Seeing the Future
Seeing the Future
A great deal of human activity is involved in anticipating the future, from predicting the next influenza strain to the expectations that underlie the placebo effect. Most models of anticipation take for granted that events unfold in a unidirectional flow of time, from past to future. Two experiments were conducted to test this assumption.
Design: Pupillary dilation, spontaneous blinking, and eye movements were tracked before, during, and after participants viewed photographs with varying degrees of emotional affect. Photos were selected uniformly at random with replacement. Experiment one used 592 photos from the International Affective Picture System; experiment two used a custom-designed pool of 500 photos. Eye data before exposure to the photos were compared by using nonparametric techniques.
Outcome Measures: Eye data were predicted to show larger anticipatory responses before randomly selected emotional photos than before calm photos, under conditions that excluded sensory cues, statistical cues, and other conventional means of inferring the future.
Results: Data contributed by 74 unselected volunteers in two experiments showed that: (a) pupillary dilation and spontaneous blinking were found to increase more before emotional versus calm photos (combined P < .00009), (b) horizontal eye movements indicated a brain hemisphere asymmetry before viewing photos, appropriate to both the emotionality (P < .05) and the valence of the future images (P < .01), (c) participants selected for independently obtaining significant differential effects in pupillary dilation showed positive correlations between their eye movements before versus during exposure to randomly selected photos (P < .002), and (d) a possible “transtemporal interference” effect was observed when the probability of observing future images was varied (P < .05 [two-tailed]). Gender splits on these tests showed that overall females tended to perform better than males.
Conclusions: These studies, which replicate conceptual similar experiments, suggest that sometimes seers do see the future.
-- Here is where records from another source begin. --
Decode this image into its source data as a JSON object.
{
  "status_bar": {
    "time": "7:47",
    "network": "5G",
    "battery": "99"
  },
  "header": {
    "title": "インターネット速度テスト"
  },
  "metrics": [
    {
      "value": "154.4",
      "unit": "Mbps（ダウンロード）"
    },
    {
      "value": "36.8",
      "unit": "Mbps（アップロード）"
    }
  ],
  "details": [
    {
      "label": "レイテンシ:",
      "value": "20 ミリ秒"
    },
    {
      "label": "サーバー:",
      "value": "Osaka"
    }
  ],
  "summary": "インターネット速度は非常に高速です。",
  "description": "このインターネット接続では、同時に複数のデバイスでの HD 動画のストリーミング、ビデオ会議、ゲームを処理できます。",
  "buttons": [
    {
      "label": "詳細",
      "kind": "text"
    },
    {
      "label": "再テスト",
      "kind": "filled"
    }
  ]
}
This implies that developing comprehensive models of anticipatory behavior, from understanding the nature of intuition to the placebo effect, may require consideration of transtemporal and teleological factors.
See related Research Paper: Intuition through Time: What Does the Seer See?